Absolutely. That is the problem. One of the reasons I and other internet law experts tried to caution Germany about the law in the first place is that the country is often seen, at least by some states, as an example [in terms of its] laws. There’s no reason to think that this wouldn’t happen with the database. 

It’s especially bad because historically, data protection is something that has strong roots in both German and European Union law. This database goes in the wrong direction.

What could happen next with the amendment?

It’s difficult to say what will happen, because we don’t have a playbook for this. Parliament could be told to try again. It’s also not impossible that the amendment dies. That would be partially a shame because some of it is important, for instance, the right to the reinstatement of content. Right now, people have to go to court to get content reinstated, which is a very arduous process. But it wouldn’t be at all bad if the database withers away.

How often do you come across examples of wrongful deletion under NetzDG?

It’s so difficult to track. There are only examples of people publicizing their content being taken down after it happens. We count on media reports too, and there is the Lumen database [a Harvard University project that compiles government requests for content removal or data received by certain social media companies]. But there’s no comprehensive study. 

It’s good to have the transparency reports that the law requires, but they’re the minimum you could expect. They tell you how many pieces of content have been flagged and taken down under NetzDG. But what do those numbers tell you – out of how many total pieces of content? How many others were never flagged?  

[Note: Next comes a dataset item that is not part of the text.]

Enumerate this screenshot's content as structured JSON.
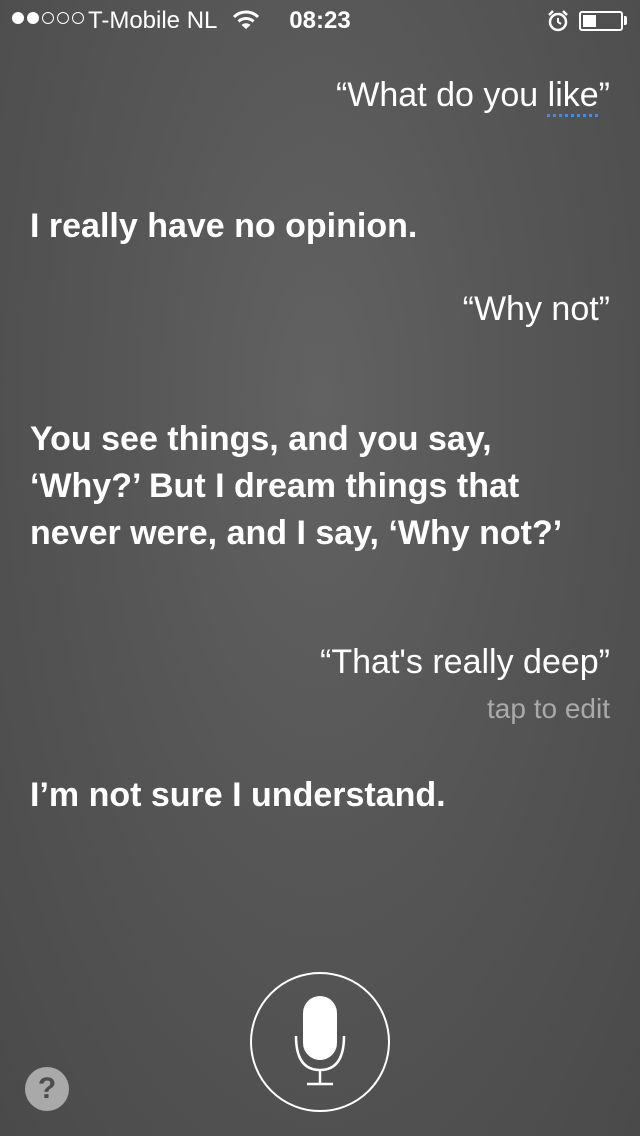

It’s a valiant effort and the companies have committed resources to reporting. But they’re unable to provide us with data which scientists can build on. Did the Network Enforcement Act have a positive effect? We talk about it more, and platforms now have dedicated German teams, which is good. But is the internet better now than it was? No one can answer that in a way that’s backed by data.   

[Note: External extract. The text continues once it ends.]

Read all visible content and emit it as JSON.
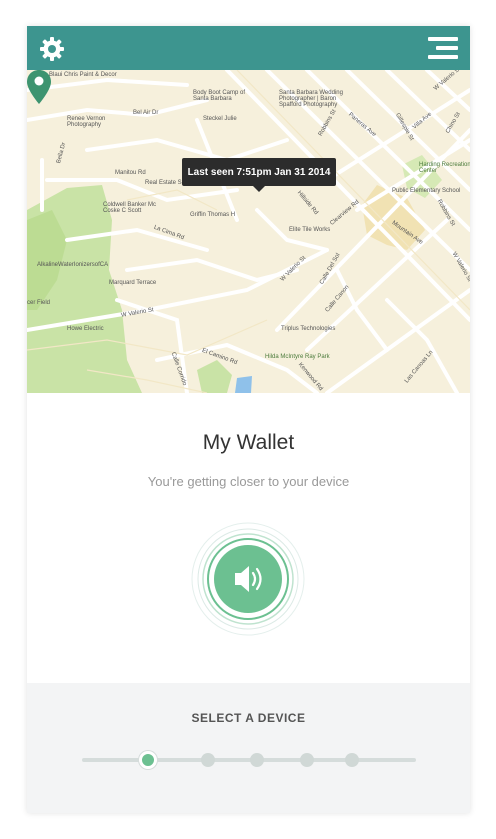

Many scholars at the time said the law was unconstitutional. I would agree, but four years later there’s no evidence that it has been disastrous for freedom of speech. The law was not a big attack on journalists. Those dealing in humor or satire might be slightly more impacted because that doesn’t translate well for algorithms. There was an incident like that with Titanic magazine [when the publication’s tweet parodying a politician’s anti-Muslim comments was briefly removed in 2018]. But that’s one case. It’s fun to talk about, but it’s hard to find examples of non-accidental takedowns. 

Compare that to the new Turkish social media law, where the telecommunications authority can issue takedown orders. If you couple that with obligations on companies to take down content, then you have very few legal protections. 

But German lawmakers, even those that are sensitive to human rights, say they can’t really be responsible for what other states are doing. 

What would improve these laws? 

I’m involved in the Brazilian law-making process a bit. I usually suggest that when drafting new content-related laws, legislators should ensure that the laws are not overbroad. They shouldn’t try to solve everything. The draft Brazilian law includes everything from “fake news” to data retention to a governmental database. 

It’s really important to ensure protection through courts, and limit takedown obligations to specific types of illegal content, serious crimes. It helps if the law is enforced by an authority that can interact with platforms and be responsive prior to issuing penalties. Journalists can also contribute to the process by showing which problems exist and where regulation works and doesn’t work. 

Journalists should pay attention to the wave of regulation that’s everywhere now. After 10 years of not using regulatory tools to reign in platforms as they grow and amass data, states are overcorrecting. But what they should actually do is work on the dynamics reigning in society — the trend away from social cohesion and shared knowledge, the partisan conception that you have to “believe” news, the mistrust in authorities. The Network Enforcement Act won’t have much of an impact on that. It’s something that we as society have to confront.